Flowering season

Summer into Fall:  June into October.


Absolutely full sun and excellently-draining soil. 

How to handle it

These hardy Sinningia—and there's a fast-growing clutch of them—demand planting on a slope in well-draining soil with maximal exposure to sun and heat and therefore, inevitably, drought.  Not to worry:  They love every part of it.  Conversely, Summer performance and Winter hardiness suffer if these conditions are compromised.  


North of Zone 7, 'Towering Inferno' is a terrific pot plant, provided (I've learned through hard experience) that it be stored, in its pot, warm and dry for the Winter.  Being hardy into the tropics of Zone 10, you could keep the plant growing almost year-round, but if you're like me there are always way too many plants crowded into every inch of sunny space in the greenhouse.  Any plant that will sit out the Winter out of the sun (and sometimes, therefore, in the basement, or at least under the greenhouse bench) is a blessing.


In Zones 7 - 9, 'Towering Inferno' is a normal perennial that dies to the ground for the Winter and resprouts in Spring.  A Winter mulch of sand, though, would probably be a good idea, and wouldn't hold moisture like a bark mulch.  


In any Zone, if the plant shows an interest in resting—by ceasing growth, stopping flowering, and shedding leaves—by all means cooperate by withholding water.  Given how sustained and energetic its performance is, don't begrudge it any rest it wants.  It will only return bigger and better upon waking.


I'm hard-pressed to think of any that could possibly outweigh the astonishing positives: this is a hardy gloxinia that can bloom for, oh, five months. 


Sinningia are a fast-increasing brood, with flowers in white, cream, yellow, pink, apricot, and rose.  I'm feeling way behind with just a pair of them, pale-yellow 'Bananas Foster' and rose-pink 'Towering Inferno'.  Four or five other flavors seem the minimum.

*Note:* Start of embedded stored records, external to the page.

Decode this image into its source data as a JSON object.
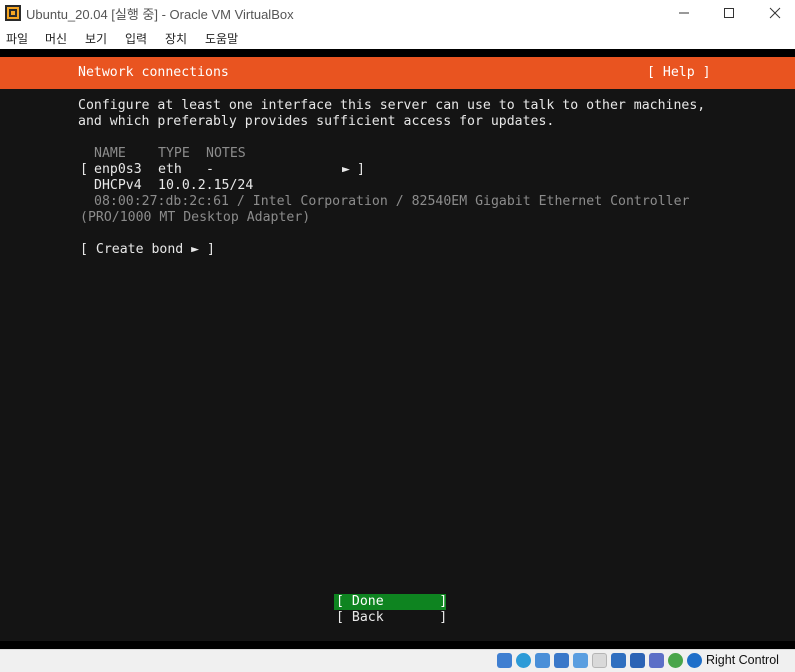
{
  "window": {
    "title": "Ubuntu_20.04 [실행 중] - Oracle VM VirtualBox",
    "app_icon": "virtualbox-icon"
  },
  "menubar": {
    "items": [
      "파일",
      "머신",
      "보기",
      "입력",
      "장치",
      "도움말"
    ]
  },
  "installer": {
    "header_title": "Network connections",
    "help_label": "[ Help ]",
    "description": [
      "Configure at least one interface this server can use to talk to other machines,",
      "and which preferably provides sufficient access for updates."
    ],
    "columns": [
      "NAME",
      "TYPE",
      "NOTES"
    ],
    "interface": {
      "bracket_open": "[",
      "name": "enp0s3",
      "type": "eth",
      "notes": "-",
      "arrow": "►",
      "bracket_close": "]",
      "dhcp_label": "DHCPv4",
      "address": "10.0.2.15/24",
      "detail_line1": "08:00:27:db:2c:61 / Intel Corporation / 82540EM Gigabit Ethernet Controller",
      "detail_line2": "(PRO/1000 MT Desktop Adapter)"
    },
    "create_bond_label": "[ Create bond ► ]",
    "done_label": "[ Done       ]",
    "back_label": "[ Back       ]"
  },
  "statusbar": {
    "icons": [
      "hard-disk-icon",
      "optical-drive-icon",
      "audio-icon",
      "network-icon",
      "usb-icon",
      "shared-folders-icon",
      "display-icon",
      "video-capture-icon",
      "virtualization-icon",
      "cpu-activity-icon",
      "mouse-integration-icon"
    ],
    "host_key_label": "Right Control"
  },
  "colors": {
    "accent_orange": "#e95420",
    "selected_green": "#0e8420",
    "console_bg": "#141414"
  }
}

Do the tubers multiply?  These are all hybrids, so they won't come true from seed.  In early Spring, before growth starts, unpot or dig up your oldest to see if division is possible.  Even if the tuber is still just a solo, it's big enough that you could, with your sharpest serrated knife, saw it in two top-to-bottom just like you would an apple.  The tubers sprout multiple stems, so you'll be likely to have growth points on each half.  Let the severed sections dry gently for a day or so before replanting.


It might also be possible to propagate just like you would an African violet,  by rooting the leaves in sand, soil, or even (just like you did in elementary school) a glass of water in a sunny window. 

Native habitat

Sinningia are all native of Central and South America, particularly southern Brazil into Argentina.  'Towering Inferno' and all the other hybrids, though, were bred in America.

FacebookTwitterRSS Feed

Stay in touch!


Sign up for twice-monthly eNews, plus notification of new posts:


* indicates required